Rather than ranting aimlessly about these groups (NOTE: I’d be happy to debate them publicly about my issues with them), I’ll just simplify my reasoning behind this point with the following short story:  Someone high up (i.e. a seasoned member) at one of the groups recently told me that he’s fundraising for a new company of his own.  When I asked if he planned on pitching the same formalized angel group at which he holds office, said NO (I’ll refrain from detailing why in an effort not to sell him up the river).  Amazing right?  I could go on and on and ultimately into a tirade ripping into these groups but I’ll keep it professional and just tell you that if a member of the group thinks it’s a waste of time to pitch the group itself, then it’s likely a waste of time for you too.  If you are absolutely set on pitching members of formalized LA based angel groups (TCA, Pasadena Angels, and Maverick Angels), then go directly to the individual angel members themselves for personal investments (rather than the group) or better yet, go and pitch angels that don’t associate themselves with one of these formalized groups.

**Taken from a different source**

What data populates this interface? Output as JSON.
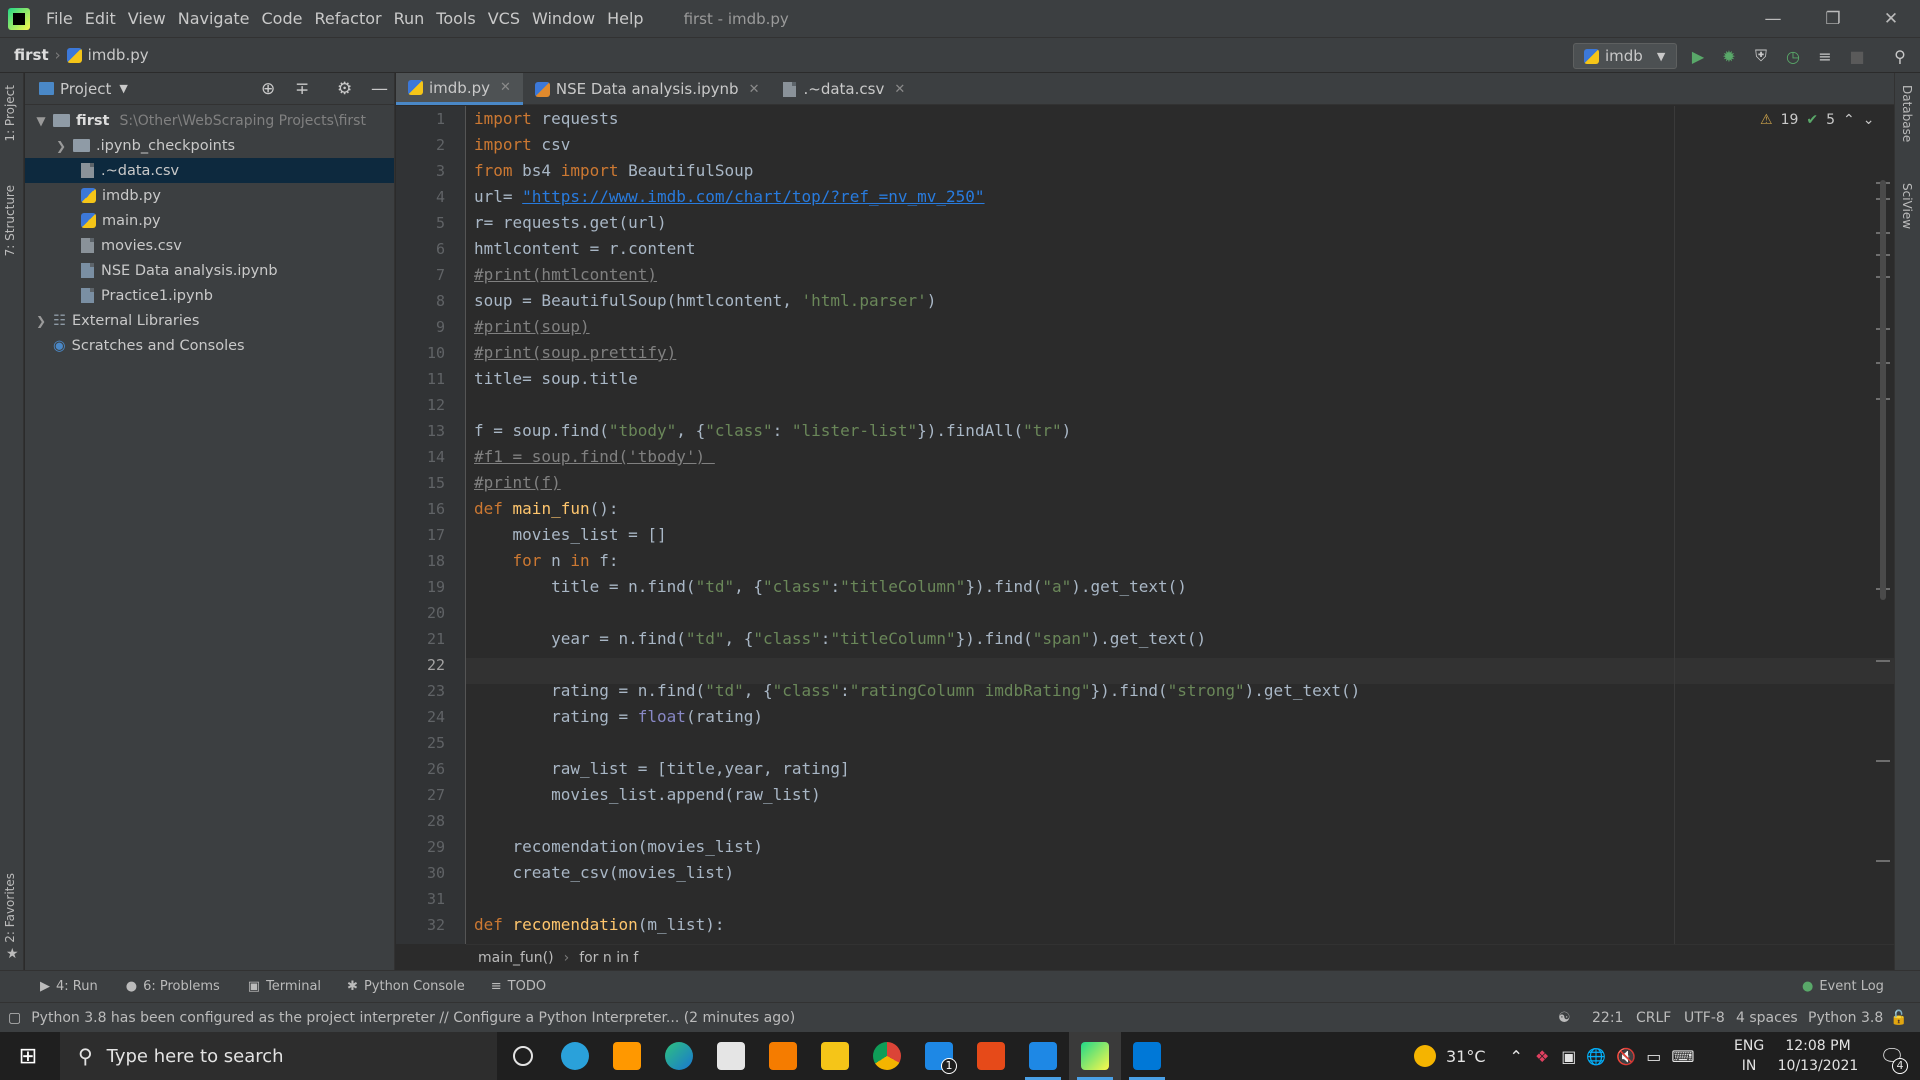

This may sound totally obvious but reality, it’s not always easy to tell, and there are at least a handful of “cashless VCs” in LA.  Due to the awful economy of 2008, 2009 (RIP Good Times), and beyond, some VCs have died off or are in the process of slow downward spiral.  Some have had a hard time raising new funds and are close to or already out of cash.  Those that still have cash are slow playing their hands, or have reserved their remaining cash exclusively for follow on investments (i.e. topping off their existing portfolio companies when cash gets low).  That being said, these VCs still hang around the “fundraising scene” and will often take a meeting with you, even though they have little to no cash to actively invest, just to ensure themselves that there are not passing on the next Twitter, Groupon, or Zynga. The problem here being that they wouldn’t have the check to write even if they thought you were the next $1B+ exit.  So how do you know which firms are out of money? Here’s 3 easy ways…

1. Ask them point blank how much cash they have to put towards new investments, the last investment they made, and the amount of the check.

2.  Ask around – i.e. other VCs and entrepreneurs to get a 2nd opinion of the firm and it’s financial position, and

3.  Do a little research and find out when they closed their last fund and the amount of the fund.

If everything passes the smell test, then by all means go ahead and court the heck out of them.  If things don’t add up, be sure to ask for intros to other investors that are more active.


Legendary LA VC Jim Armstrong of Clearstone Ventures wrote a great reubuttal post on his blog here.  Check it out. Jim’s the man!